Starring Declan Donnelly, Ant McPartlin, Bill Pullman, Harry Dean Stanton, Omid Djalili, Jimmy Carr, Morwenna Banks
Director Jonny Campbell.
Based (incredibly loosely, one suspects) on the true story of British scallies Santilli and Shoefield, played by, as Bill Nighy appropriately refers to them in Love, Actually, “Ant or Dec”. When Santilli’s quest for Elvis memorabilia takes him and his friend to Cleveland, Ohio, he’s approached by an old-timer known as Harvey (a reference to James Stewart’s imaginary rabbit?) played by grumpy-but-loveable Harry Dean Stanton. He shows Santilli a film we’re told (but never shown) depicts the autopsy of an alien, said to have been recovered from the legendary Roswell crash-site in 1947.

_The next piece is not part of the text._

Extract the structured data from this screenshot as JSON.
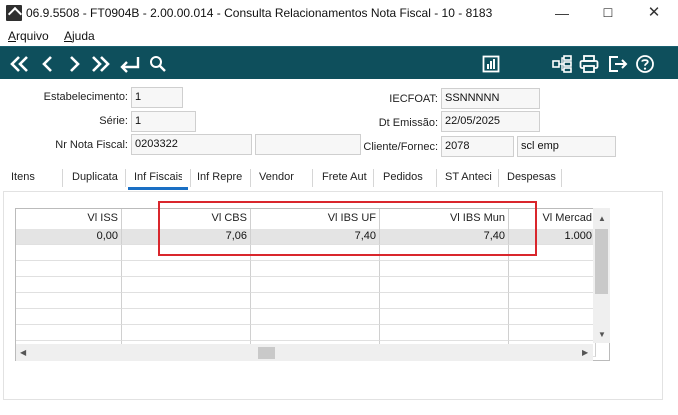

Santilli brokers a deal for $ 30,000 between Harvey and a UFO-obsessed gangster, Laszlo, and brings the film home. Unfortunately, the celluloid, exposed to the elements, has “eaten itself” and is now blank. Fearing retribution from Laszlo, Santilli and Shoefield recruit their bumbling friends and, somehow, create a fake good enough to save their necks. This success inspires them to take the con further and, as in real life, their home-made film ends up being watched by billions of TV viewers around the world.
The premise might be clever-clever but the execution is distinctly average. It’s better when dealing with the Santilli and Shoefield and their fellow hoaxers (especially kebab-shop owner turned tortured auteur Djalili) and Ant or Dec are actually pretty good – all those years on Byker Grove must have paid off.
There’s an awful lot that doesn’t work, though. Part of the film is, rather pointlessly, told by our heroes in the present day, interviewed by a documentary filmmaker played by Bill Pullman. This device occasionally intrudes on the narrative, giving us talking-head interviews with CIA operatives and the like, none of which gel with the rest of the film. And, when the hoax escalates, the film collapses under its own ambition (not to mention budget) – we’re never convinced that Santilli and Shoefield are engaged in multi-million dollar negotiations with the world’s TV reps – and the whole thing ends with a disappointing whimper. It is good, though, to see genuine footage from some of the many documentaries put together by the world’s TV networks, one presented by Star Trek’s Jonathan Frakes, looking very beardy.
A distinct made-for-TV vibe is elevated by a good British cast and some funny moments. ‘Ant or Dec’ are amiable enough and could carve themselves a movie career, but only if they move on to stronger projects than this. Fluffy fun, but nothing particularly – sorry – out of this world.
This review was first published on the FilmFour website in 2006.